Tamar was in a terrible situation, and in the moral understanding of the ancient writer, she found an honorable solution to her desperate need. When she tricked Judah into fathering a child with her, she was choosing not to abandon the family of Judah, but to force Judah himself be her levirate husband, which would have been acceptable in that time. If Tamar had given up instead and Judah’s clan didn’t have an heir, the messianic line would have ended. But because of Tamar’s chutzpah, she entered the line that would lead to the birth of the Messiah. She was considered a heroine for her daring ploy that answered her need as well as the tribe of Judah’s.

As we read, we need to remember to respect the morals of the time and have patience that God is still teaching people how to obey him. It was still hundreds of years before the Torah was given, and thousands of years before Christ. We can admire Tamar’s perseverance in a moral world very different than our own.


Photo: http://www.ng-slo.si/si/razstave/razstava/umetnine-iz-prekmurja?id=1455

A Neck Like a Tower

by Lois Tverberg

Your neck is like the tower of David, built with rows of stones on which are hung a thousand shields, all the round shields of the mighty men. – Song of Solomon 4:4

Citadel DavidWhen we were staying outside the Old City of Jerusalem, we frequently went past the Tower (or Citadel) of David, a tower (migdal) that was built by Herod and rebuilt by the Crusaders — one of the few things still in existence from the time of Jesus. It was named the Tower of David because it was thought to stand on the site where an earlier tower, built by King David, once stood.

Towers were built free-standing or along the walls of cities for defense, to allow watchmen to see hostile forces from a distance, and to shoot arrows and other weapons from a high vantage point. Often the outside of a tower would be decorated with the shields of the army so that approaching enemies could see the size of the defense while they were still far off.

A tower was important and necessary to protect a city from invaders. God himself is likened to a tower – “For you have been my refuge, a strong tower against the foe” (Ps 61:3). Towers were also used to guard fields of crops from thieves as well.

This helps us understand several places in Song of Solomon where aspects of a woman are likened to towers. In today’s passage, her neck is like “the tower of David” and her nose is like “the tower of Damascus” in Song of Solomon 7:7. In our culture that focuses so much on physical appearance, we assume that this phrase means that having a long neck and long nose was a sign of beauty.

In fact, it has an entirely different picture behind it that doesn’t focus on physical beauty but on character and how the woman carries herself. It is a picture of a beautiful, pure young woman who is self-assured and confident enough to rebuff unseemly advances of men wanting her physically. She walks with her neck straight and head held high because she knows she is a prize. To a young man, the many gold bangles on her elaborate necklace seem like so many shields of a defending force against him.
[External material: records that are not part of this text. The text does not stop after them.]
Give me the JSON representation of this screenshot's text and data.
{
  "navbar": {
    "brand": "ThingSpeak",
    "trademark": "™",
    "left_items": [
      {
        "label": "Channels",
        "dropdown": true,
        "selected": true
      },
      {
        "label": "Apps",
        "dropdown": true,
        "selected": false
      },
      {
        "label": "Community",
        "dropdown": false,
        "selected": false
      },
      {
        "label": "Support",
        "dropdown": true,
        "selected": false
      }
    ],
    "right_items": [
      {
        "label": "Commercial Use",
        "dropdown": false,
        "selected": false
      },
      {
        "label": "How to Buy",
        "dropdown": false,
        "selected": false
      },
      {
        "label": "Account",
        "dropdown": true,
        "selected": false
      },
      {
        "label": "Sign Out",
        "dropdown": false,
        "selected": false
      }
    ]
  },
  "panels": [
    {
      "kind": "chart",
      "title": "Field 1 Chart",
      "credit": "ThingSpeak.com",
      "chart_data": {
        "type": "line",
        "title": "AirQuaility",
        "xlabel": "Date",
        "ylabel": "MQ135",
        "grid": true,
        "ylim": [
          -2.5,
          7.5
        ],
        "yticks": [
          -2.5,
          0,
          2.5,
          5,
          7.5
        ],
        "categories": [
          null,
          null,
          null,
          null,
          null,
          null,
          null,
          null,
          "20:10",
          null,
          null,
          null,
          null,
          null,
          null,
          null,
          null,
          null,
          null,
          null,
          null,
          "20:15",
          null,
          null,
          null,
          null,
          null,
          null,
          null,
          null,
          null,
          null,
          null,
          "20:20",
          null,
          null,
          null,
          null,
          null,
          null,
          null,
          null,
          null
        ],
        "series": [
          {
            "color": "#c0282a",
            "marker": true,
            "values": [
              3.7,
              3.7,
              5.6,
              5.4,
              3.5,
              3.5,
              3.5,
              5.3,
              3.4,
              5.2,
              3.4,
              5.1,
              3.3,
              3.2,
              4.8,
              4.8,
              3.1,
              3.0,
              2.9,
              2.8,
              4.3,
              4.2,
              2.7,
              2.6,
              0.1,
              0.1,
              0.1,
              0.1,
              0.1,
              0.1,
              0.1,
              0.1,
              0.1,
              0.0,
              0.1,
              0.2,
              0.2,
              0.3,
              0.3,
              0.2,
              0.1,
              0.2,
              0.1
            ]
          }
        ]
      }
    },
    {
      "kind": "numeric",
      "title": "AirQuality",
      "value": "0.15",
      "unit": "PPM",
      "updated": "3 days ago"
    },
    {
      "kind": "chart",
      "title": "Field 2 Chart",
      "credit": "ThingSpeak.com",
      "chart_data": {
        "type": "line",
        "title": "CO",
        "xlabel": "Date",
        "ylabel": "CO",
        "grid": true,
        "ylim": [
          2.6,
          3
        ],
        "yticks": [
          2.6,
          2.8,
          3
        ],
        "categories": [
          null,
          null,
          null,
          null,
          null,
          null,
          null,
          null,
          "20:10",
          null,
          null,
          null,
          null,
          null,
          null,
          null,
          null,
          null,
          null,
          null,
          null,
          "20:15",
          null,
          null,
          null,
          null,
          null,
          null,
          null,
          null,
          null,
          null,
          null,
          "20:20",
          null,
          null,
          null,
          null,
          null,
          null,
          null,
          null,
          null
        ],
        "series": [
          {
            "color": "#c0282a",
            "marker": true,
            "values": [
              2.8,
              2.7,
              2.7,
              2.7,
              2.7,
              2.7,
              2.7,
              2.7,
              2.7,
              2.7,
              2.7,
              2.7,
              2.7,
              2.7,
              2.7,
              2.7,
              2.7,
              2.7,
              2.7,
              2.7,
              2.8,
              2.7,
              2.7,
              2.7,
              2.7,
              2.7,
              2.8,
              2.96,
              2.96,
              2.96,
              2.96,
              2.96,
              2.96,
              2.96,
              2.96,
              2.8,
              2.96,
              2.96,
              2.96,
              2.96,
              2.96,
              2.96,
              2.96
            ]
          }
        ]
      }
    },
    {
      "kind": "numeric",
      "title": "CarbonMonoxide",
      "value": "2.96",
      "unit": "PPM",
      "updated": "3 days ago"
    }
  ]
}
The portrait a woman as a tower is not just of longness or tallness, it is a picture of a well-defended city whose forces keep out all who try to enter without permission.

Women today want to emulate many traits from biblical women. They see the bravery of Esther, the good sense of Abigail, and the wisdom and industriousness of the Proverbs 31 woman. But modern women can also learn from this biblical model of beauty. Our fashion magazines glamorize an attitude of promiscuity, and our teenagers respond by baring as much as possible. We could learn much from the gorgeous woman of Song of Solomon, who has so much self-respect and confidence in her own worth that she can carry herself as the prize that she truly is.


My reference for this essay is Hebrew Thought Compared with Greek, by Thorleif Boman, (Norton, New York, 1960) p. 77-81.